Copyright © American Library Association. All rights reserved --This text refers to an out of print or unavailable edition of this title.
This book is an interesting read. I tells enough about each hoax so that you enjoy readin about the story, but it does not get "clinical" and boring. Read morePublished on Nov. 23 2003 by Rico
This book was one I just couldn't put down. Boese takes the span of cons, scams and hoaxes across the centuries, giving you tasty tidbits of each century since 1600. Read morePublished on June 12 2003 by JimjamKrotz
This book is more satisfying than just a list of hoaxes. I loved reading about the hows and whys of hoaxing throughout the ages. This is a clever, entertaining read.Published on May 1 2003
THE MUSEUM OF HOAXES is a book based on a website collecting a variety of tall tales, con games, fantastic stories and urban legends. Read morePublished on Feb. 5 2003 by J. Carroll
I enjoyed reading this book, but I found myself wishing that it had more hoaxes and less background information. Read morePublished on Jan. 21 2003 by Trey Summitt
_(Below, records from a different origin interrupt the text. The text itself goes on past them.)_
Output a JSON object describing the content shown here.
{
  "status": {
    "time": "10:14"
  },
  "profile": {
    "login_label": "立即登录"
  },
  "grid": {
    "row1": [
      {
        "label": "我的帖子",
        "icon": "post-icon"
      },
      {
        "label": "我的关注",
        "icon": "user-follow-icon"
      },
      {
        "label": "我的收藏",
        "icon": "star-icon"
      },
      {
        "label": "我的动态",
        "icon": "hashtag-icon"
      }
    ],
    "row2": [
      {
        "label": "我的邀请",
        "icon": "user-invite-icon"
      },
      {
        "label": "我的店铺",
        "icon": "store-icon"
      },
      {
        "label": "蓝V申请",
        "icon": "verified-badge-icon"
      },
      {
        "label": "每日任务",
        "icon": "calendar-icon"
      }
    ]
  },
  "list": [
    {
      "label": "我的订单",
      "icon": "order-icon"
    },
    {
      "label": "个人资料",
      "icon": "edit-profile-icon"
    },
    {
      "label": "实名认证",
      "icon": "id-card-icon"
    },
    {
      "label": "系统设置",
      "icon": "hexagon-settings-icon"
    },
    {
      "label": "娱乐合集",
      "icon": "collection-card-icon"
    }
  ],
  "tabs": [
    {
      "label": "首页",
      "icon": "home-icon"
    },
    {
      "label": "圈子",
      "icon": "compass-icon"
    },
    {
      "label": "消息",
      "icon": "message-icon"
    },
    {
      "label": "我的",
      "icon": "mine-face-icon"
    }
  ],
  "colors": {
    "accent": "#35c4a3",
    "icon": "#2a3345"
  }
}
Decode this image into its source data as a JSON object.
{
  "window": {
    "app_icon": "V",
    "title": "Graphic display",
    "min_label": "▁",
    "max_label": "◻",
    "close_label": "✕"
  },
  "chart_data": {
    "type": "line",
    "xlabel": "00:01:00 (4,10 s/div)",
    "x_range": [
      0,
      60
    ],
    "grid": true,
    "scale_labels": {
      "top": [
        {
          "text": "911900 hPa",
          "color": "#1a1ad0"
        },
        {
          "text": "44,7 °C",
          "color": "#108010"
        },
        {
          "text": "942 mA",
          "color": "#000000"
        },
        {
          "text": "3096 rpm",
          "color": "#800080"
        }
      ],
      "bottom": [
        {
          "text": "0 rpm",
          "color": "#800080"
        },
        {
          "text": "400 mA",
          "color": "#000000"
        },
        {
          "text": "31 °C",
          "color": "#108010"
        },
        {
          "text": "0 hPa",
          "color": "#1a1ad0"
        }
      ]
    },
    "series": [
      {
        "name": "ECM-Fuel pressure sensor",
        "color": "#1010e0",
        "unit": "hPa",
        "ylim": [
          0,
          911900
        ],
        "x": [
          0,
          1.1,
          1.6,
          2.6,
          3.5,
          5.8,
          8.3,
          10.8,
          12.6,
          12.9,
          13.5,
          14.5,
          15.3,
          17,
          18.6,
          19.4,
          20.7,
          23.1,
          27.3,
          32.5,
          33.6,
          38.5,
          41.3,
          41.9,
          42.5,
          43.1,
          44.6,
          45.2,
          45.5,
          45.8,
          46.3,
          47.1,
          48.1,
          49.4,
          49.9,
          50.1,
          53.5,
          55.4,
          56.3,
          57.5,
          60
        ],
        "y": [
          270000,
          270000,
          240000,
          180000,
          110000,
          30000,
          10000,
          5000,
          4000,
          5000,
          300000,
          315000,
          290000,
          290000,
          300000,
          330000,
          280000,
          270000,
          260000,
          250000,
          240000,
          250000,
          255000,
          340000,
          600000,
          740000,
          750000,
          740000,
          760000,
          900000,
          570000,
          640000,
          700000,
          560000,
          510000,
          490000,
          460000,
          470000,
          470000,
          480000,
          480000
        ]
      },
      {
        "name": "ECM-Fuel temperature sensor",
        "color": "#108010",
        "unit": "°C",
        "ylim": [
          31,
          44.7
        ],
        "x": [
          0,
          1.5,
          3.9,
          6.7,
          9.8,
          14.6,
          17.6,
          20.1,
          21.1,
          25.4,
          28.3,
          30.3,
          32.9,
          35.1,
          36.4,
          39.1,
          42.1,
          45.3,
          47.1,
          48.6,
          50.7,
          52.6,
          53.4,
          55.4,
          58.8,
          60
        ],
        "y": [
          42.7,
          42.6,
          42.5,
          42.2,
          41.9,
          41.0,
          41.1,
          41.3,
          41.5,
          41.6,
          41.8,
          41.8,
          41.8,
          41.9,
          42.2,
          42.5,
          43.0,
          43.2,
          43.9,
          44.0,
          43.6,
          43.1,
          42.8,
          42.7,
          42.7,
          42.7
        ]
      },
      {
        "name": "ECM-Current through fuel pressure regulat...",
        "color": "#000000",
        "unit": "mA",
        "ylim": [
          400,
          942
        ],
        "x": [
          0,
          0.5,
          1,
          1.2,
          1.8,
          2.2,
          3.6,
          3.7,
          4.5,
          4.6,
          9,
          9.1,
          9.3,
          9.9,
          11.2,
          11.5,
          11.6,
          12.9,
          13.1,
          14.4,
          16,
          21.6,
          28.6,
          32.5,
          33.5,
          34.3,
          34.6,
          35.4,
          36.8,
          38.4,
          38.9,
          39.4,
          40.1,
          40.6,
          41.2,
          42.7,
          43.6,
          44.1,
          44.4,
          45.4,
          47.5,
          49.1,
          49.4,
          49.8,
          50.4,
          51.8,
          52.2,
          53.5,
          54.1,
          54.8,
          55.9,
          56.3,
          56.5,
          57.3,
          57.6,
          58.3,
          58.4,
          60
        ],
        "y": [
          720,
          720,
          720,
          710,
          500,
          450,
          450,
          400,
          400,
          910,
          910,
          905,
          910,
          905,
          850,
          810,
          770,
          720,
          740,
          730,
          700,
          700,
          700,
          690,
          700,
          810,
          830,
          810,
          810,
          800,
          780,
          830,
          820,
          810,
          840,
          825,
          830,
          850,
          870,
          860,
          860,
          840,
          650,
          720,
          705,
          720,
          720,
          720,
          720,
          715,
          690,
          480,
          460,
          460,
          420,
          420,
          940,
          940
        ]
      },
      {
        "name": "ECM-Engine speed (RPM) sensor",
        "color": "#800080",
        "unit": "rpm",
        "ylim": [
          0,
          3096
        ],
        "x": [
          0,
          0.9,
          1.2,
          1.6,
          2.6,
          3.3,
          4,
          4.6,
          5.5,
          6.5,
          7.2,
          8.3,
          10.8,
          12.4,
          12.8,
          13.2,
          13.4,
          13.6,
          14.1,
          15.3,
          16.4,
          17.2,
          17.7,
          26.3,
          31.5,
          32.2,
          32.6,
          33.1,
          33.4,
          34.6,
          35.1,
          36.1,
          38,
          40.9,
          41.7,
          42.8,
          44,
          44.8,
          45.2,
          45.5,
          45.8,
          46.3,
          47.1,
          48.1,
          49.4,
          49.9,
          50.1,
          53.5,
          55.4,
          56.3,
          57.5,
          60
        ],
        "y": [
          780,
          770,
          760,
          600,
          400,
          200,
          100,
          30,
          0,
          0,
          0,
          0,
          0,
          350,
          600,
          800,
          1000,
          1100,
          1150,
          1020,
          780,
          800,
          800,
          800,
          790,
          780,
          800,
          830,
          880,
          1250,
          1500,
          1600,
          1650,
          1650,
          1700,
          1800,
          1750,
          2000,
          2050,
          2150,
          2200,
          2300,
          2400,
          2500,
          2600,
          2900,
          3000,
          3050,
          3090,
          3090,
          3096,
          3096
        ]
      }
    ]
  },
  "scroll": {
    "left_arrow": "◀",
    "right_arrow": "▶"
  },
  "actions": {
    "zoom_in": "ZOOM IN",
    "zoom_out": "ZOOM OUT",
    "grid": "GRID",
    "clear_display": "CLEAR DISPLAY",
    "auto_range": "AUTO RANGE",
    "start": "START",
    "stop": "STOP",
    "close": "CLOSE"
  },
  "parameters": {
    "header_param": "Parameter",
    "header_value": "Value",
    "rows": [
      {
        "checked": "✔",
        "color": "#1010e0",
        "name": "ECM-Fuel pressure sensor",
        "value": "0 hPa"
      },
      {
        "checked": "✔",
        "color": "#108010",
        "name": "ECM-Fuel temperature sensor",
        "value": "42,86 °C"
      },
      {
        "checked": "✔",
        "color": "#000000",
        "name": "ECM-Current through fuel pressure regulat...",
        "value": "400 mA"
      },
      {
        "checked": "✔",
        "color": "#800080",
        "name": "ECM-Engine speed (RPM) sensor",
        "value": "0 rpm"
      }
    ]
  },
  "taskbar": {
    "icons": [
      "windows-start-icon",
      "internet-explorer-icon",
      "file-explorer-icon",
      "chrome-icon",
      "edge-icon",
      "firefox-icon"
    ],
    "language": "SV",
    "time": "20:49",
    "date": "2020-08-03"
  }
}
The more of the hundreds of hoaxes herein you know, the better time you'll have with this book. Organized chronologically, it offers a synopsis of the current status of the best... Read morePublished on Nov. 18 2002